═══ Supplied entries

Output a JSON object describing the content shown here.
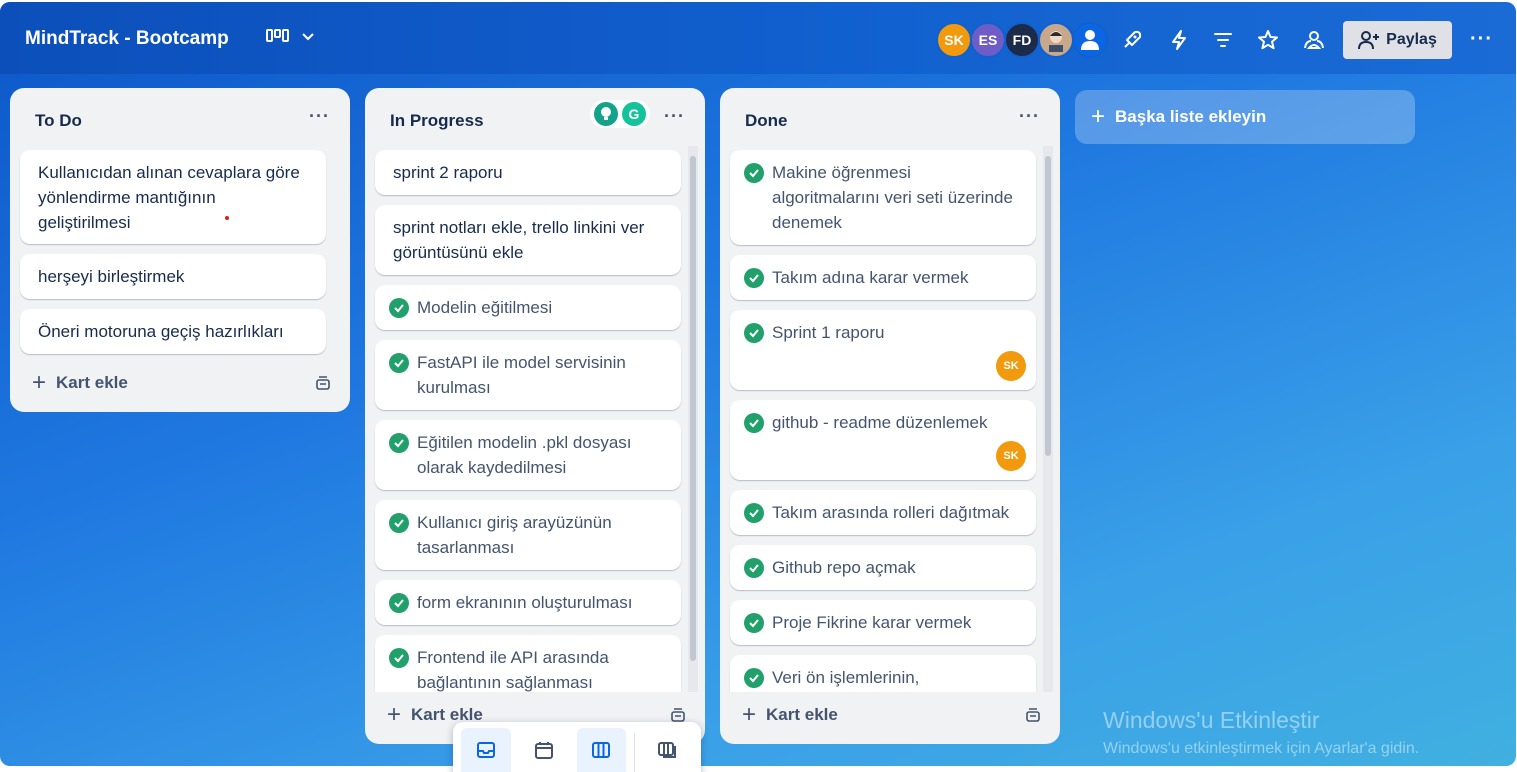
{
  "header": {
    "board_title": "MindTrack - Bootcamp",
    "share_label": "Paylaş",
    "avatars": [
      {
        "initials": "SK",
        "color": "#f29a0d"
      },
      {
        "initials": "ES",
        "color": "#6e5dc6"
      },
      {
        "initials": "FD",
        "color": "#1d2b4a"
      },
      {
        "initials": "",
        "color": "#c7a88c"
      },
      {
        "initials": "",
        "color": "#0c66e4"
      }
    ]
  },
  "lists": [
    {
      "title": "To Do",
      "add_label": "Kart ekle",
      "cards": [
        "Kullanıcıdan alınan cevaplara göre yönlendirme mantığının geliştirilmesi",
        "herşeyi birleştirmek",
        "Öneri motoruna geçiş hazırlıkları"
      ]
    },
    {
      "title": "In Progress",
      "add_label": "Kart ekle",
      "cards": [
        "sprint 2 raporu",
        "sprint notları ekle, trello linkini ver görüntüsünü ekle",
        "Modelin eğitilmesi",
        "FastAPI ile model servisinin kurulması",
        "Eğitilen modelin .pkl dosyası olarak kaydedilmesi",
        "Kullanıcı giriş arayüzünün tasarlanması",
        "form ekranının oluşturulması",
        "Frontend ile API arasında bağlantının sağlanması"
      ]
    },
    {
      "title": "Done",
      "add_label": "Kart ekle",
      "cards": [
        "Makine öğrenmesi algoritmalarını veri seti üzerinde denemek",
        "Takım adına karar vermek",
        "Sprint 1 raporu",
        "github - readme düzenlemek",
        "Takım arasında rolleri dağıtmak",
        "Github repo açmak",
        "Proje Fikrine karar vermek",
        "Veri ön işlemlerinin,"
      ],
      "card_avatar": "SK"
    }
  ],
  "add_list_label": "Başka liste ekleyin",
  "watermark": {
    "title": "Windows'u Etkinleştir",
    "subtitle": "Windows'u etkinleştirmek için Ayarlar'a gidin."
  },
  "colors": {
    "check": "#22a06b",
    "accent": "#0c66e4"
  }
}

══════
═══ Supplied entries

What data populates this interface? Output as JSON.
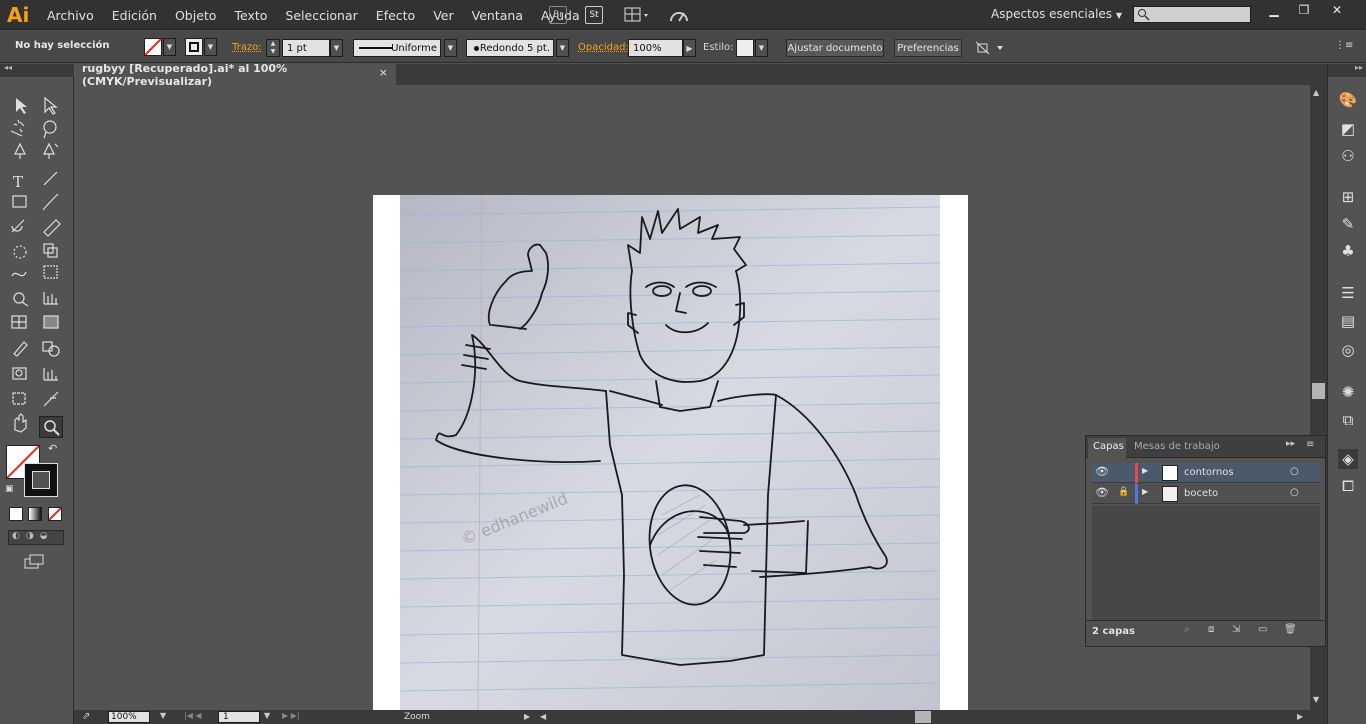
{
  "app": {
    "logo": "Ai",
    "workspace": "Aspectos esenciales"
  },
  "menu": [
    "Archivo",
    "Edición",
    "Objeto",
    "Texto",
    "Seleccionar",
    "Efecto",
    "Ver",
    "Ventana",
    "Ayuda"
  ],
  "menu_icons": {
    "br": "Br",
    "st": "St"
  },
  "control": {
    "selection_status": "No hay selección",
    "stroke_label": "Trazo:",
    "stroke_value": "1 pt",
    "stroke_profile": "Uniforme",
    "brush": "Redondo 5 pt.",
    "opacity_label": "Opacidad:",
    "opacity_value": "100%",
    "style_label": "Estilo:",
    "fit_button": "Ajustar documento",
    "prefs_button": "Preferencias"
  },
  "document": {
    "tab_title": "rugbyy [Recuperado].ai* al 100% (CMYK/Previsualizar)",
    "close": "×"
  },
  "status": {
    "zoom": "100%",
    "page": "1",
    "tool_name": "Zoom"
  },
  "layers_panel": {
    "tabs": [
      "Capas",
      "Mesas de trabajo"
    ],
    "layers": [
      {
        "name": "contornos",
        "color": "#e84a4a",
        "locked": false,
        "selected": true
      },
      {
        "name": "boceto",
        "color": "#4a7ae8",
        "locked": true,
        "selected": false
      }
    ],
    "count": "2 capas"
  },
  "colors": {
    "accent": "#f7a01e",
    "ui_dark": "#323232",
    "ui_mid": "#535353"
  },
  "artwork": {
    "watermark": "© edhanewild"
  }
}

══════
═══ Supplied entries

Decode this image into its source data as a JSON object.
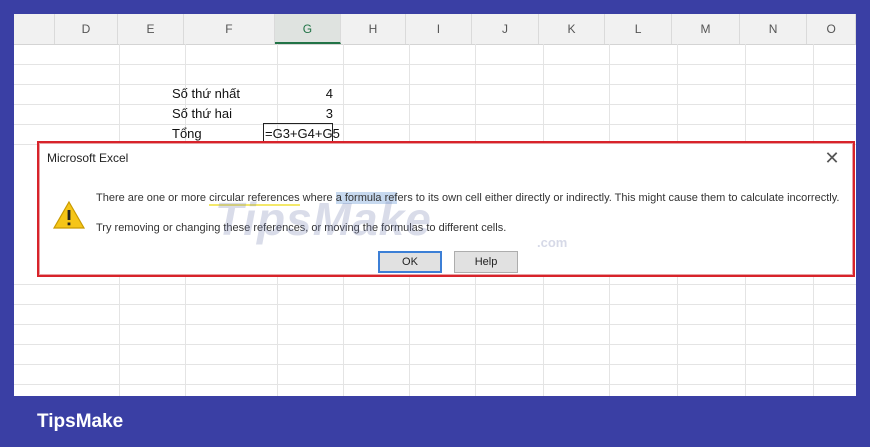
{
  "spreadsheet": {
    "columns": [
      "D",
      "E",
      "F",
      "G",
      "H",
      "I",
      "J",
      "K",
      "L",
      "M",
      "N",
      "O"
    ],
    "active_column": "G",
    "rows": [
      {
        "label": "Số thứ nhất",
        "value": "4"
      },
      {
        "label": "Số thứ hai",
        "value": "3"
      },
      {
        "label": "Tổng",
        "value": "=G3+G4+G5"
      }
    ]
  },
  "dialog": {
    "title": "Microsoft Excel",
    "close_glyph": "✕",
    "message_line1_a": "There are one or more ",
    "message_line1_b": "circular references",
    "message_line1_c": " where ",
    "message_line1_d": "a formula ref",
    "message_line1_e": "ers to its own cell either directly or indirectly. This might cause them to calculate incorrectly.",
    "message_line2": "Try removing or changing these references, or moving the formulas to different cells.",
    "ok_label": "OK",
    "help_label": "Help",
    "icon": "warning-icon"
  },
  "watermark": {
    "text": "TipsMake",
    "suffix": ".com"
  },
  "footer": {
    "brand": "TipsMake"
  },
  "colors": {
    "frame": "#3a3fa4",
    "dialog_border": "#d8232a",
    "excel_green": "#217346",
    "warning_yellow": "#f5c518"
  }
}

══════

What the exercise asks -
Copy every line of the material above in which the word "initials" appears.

Task result -
        "initials": "SK",
        "initials": "ES",
        "initials": "FD",
        "initials": "",
        "initials": "",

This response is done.